How did you know you could work together?

It kind of just happened. We both have a strong aesthetic when curating and developing all aspects of our lives – our design eye just seems to align. It just made sense, one day he said: "If I design this, will you build it?” I was like, "OK yeah.” It’s naturally developed from there. We’re not afraid to take risks, start from scratch or throw ourselves in at the deep end.

What’s been your favourite project you’ve worked on together?

There’s been a few – but my heart lies with museum work. I particularly enjoyed working on an installation which teaches children about the science of polymers. We creatively worked on all aspects of that project together from start to finish including all design work, script writing, illustration, creative direction and build. I’m proud of what we made and why we made it that way.

What makes your [creative] relationship special?

We don’t always agree and this can cause tension – but we love it deep down! It means we’re always pushing each other to not only develop our own skills but to also learn new ones. We give each other confidence and good honest critique, it makes us stronger and this style of working has bled through to the rest of our personal life and projects too. I love it. We often have sketch pad meetings where we throw all our thoughts and ideas out there, whether that’s about how to design and renovate our studio or how some type of interaction on a project will work best. There’s no room for ego or attitude which means we work together really effectively – there’s a mutual respect there for sure.

What’s the best thing about James?

He’s got a very strong design eye and has always been confident in his ability. I know whatever he creates will have integrity and an interesting concept behind it. He’s also just a really nice chap in general, will help anyone with anything – I should tell him that more often.

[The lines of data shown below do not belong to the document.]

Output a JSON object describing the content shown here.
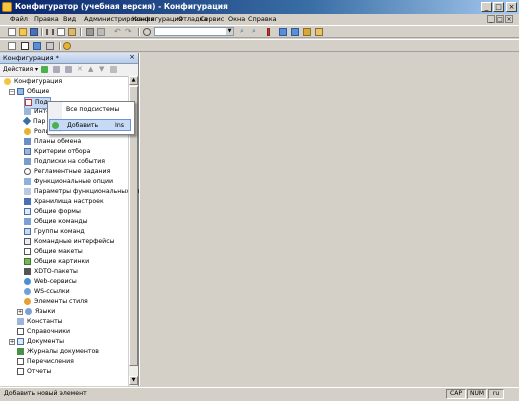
{
  "window": {
    "title": "Конфигуратор (учебная версия) - Конфигурация",
    "minimize": "_",
    "maximize": "□",
    "close": "×"
  },
  "menu": {
    "items": [
      "Файл",
      "Правка",
      "Вид",
      "Администрирование",
      "Конфигурация",
      "Отладка",
      "Сервис",
      "Окна",
      "Справка"
    ],
    "mdi_min": "_",
    "mdi_restore": "□",
    "mdi_close": "×"
  },
  "panel": {
    "title": "Конфигурация *",
    "close": "×",
    "actions_label": "Действия ▾"
  },
  "tree": {
    "root": "Конфигурация",
    "common": "Общие",
    "children": [
      "Под",
      "Инте",
      "Пар",
      "Роли",
      "Планы обмена",
      "Критерии отбора",
      "Подписки на события",
      "Регламентные задания",
      "Функциональные опции",
      "Параметры функциональных опций",
      "Хранилища настроек",
      "Общие формы",
      "Общие команды",
      "Группы команд",
      "Командные интерфейсы",
      "Общие макеты",
      "Общие картинки",
      "XDTO-пакеты",
      "Web-сервисы",
      "WS-ссылки",
      "Элементы стиля"
    ],
    "after": [
      "Языки",
      "Константы",
      "Справочники",
      "Документы",
      "Журналы документов",
      "Перечисления",
      "Отчеты"
    ]
  },
  "context_menu": {
    "items": [
      {
        "label": "Все подсистемы",
        "key": ""
      },
      {
        "label": "Добавить",
        "key": "Ins"
      }
    ]
  },
  "status": {
    "text": "Добавить новый элемент",
    "cap": "CAP",
    "num": "NUM",
    "lang": "ru"
  },
  "colors": {
    "title_start": "#0a246a",
    "title_end": "#a6caf0",
    "selection": "#c6d9f5"
  }
}
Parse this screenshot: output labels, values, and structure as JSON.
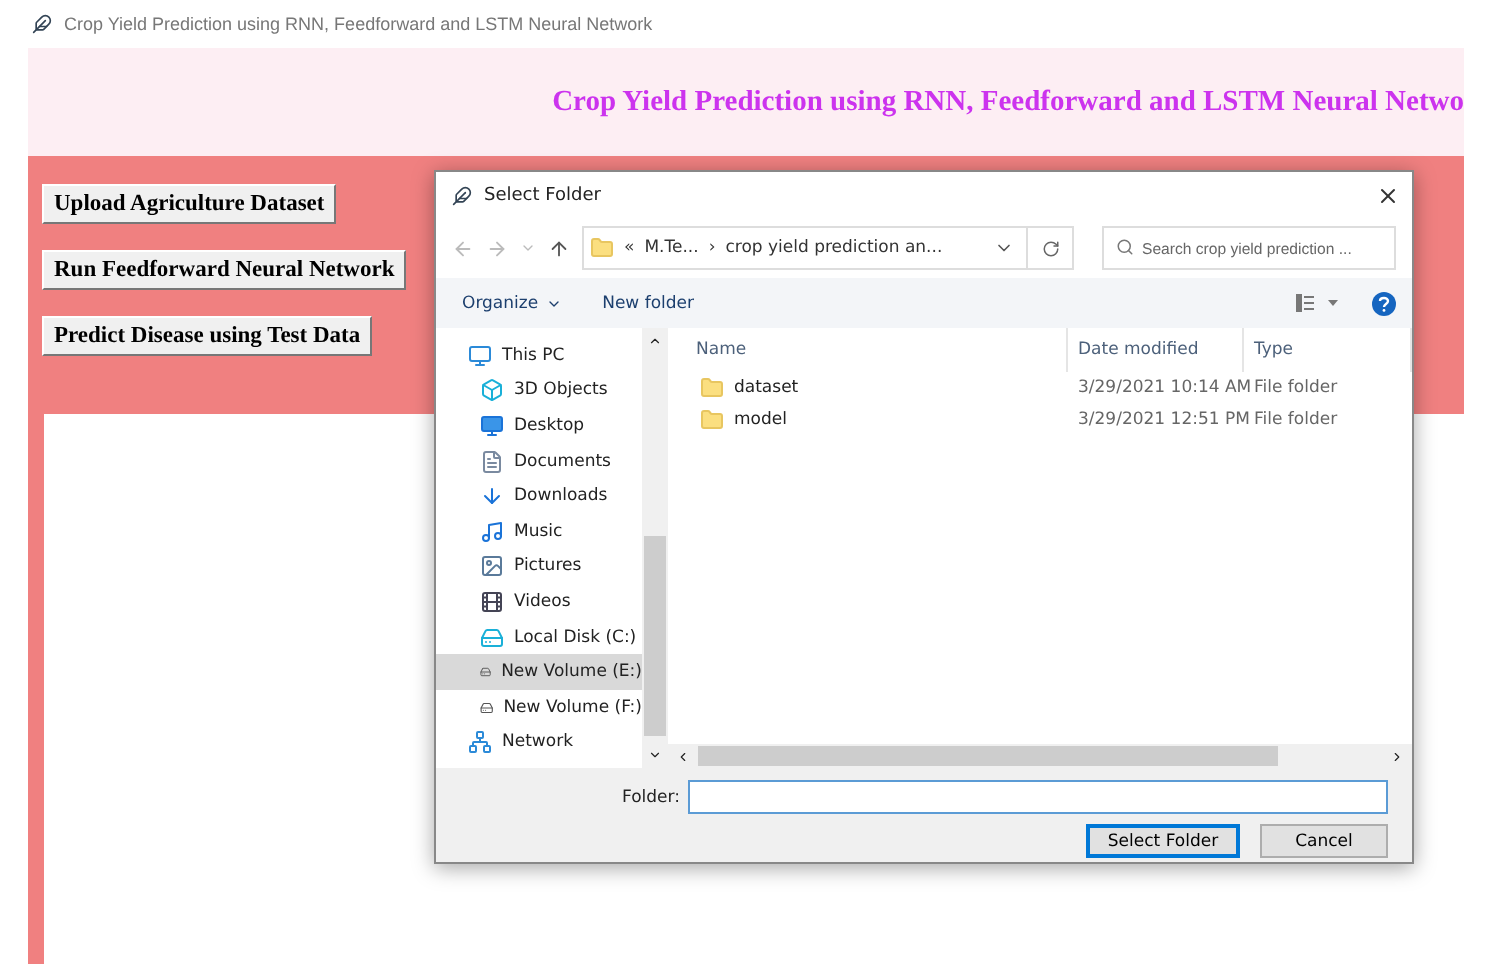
{
  "window": {
    "title": "Crop Yield Prediction using RNN, Feedforward and LSTM Neural Network"
  },
  "header": {
    "title": "Crop Yield Prediction using RNN, Feedforward and LSTM Neural Netwo"
  },
  "buttons": [
    "Upload Agriculture Dataset",
    "Run Feedforward Neural Network",
    "Predict Disease using Test Data"
  ],
  "dialog": {
    "title": "Select Folder",
    "address": {
      "parts": [
        "«",
        "M.Te...",
        "›",
        "crop yield prediction an..."
      ]
    },
    "search": {
      "placeholder": "Search crop yield prediction ..."
    },
    "toolbar": {
      "organize": "Organize",
      "new_folder": "New folder"
    },
    "nav": [
      {
        "label": "This PC",
        "kind": "pc",
        "selected": false,
        "children": [
          {
            "label": "3D Objects",
            "kind": "cube",
            "selected": false
          },
          {
            "label": "Desktop",
            "kind": "desktop",
            "selected": false
          },
          {
            "label": "Documents",
            "kind": "documents",
            "selected": false
          },
          {
            "label": "Downloads",
            "kind": "downloads",
            "selected": false
          },
          {
            "label": "Music",
            "kind": "music",
            "selected": false
          },
          {
            "label": "Pictures",
            "kind": "pictures",
            "selected": false
          },
          {
            "label": "Videos",
            "kind": "videos",
            "selected": false
          },
          {
            "label": "Local Disk (C:)",
            "kind": "system-drive",
            "selected": false
          },
          {
            "label": "New Volume (E:)",
            "kind": "drive",
            "selected": true
          },
          {
            "label": "New Volume (F:)",
            "kind": "drive",
            "selected": false
          }
        ]
      },
      {
        "label": "Network",
        "kind": "network",
        "selected": false
      }
    ],
    "columns": [
      "Name",
      "Date modified",
      "Type"
    ],
    "files": [
      {
        "name": "dataset",
        "date": "3/29/2021 10:14 AM",
        "type": "File folder"
      },
      {
        "name": "model",
        "date": "3/29/2021 12:51 PM",
        "type": "File folder"
      }
    ],
    "folder_label": "Folder:",
    "actions": [
      {
        "label": "Select Folder",
        "default": true
      },
      {
        "label": "Cancel",
        "default": false
      }
    ]
  }
}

What’s the worst thing about James?

He used to be more stubborn and sometimes a bit “glass-half-empty”, but he rarely digs his heels in too much these days. We get through disagreements pretty quickly and have learnt to push each other’s buttons enough to force new thinking but to stop before we actually get too pissy!

What does your future together look like?

Well the immediate future includes the birth of our first child and moving into a home we’ve been carefully and lovingly renovating for a year. We will continue working together on projects both design and technology based. I’d love to work on more abstract pieces and art installations together. During this time we’ll also start focussing on our new studio space – and learning to live in the sticks. It’s strange moving from the bustling city of Manchester to a tiny village in Cumbria with a population of a few hundred. But living and working in an area of such tranquility and isolation just makes me feel excited about what we can create without all that noise around us.

Polymerzone

Totem: Polymer Zone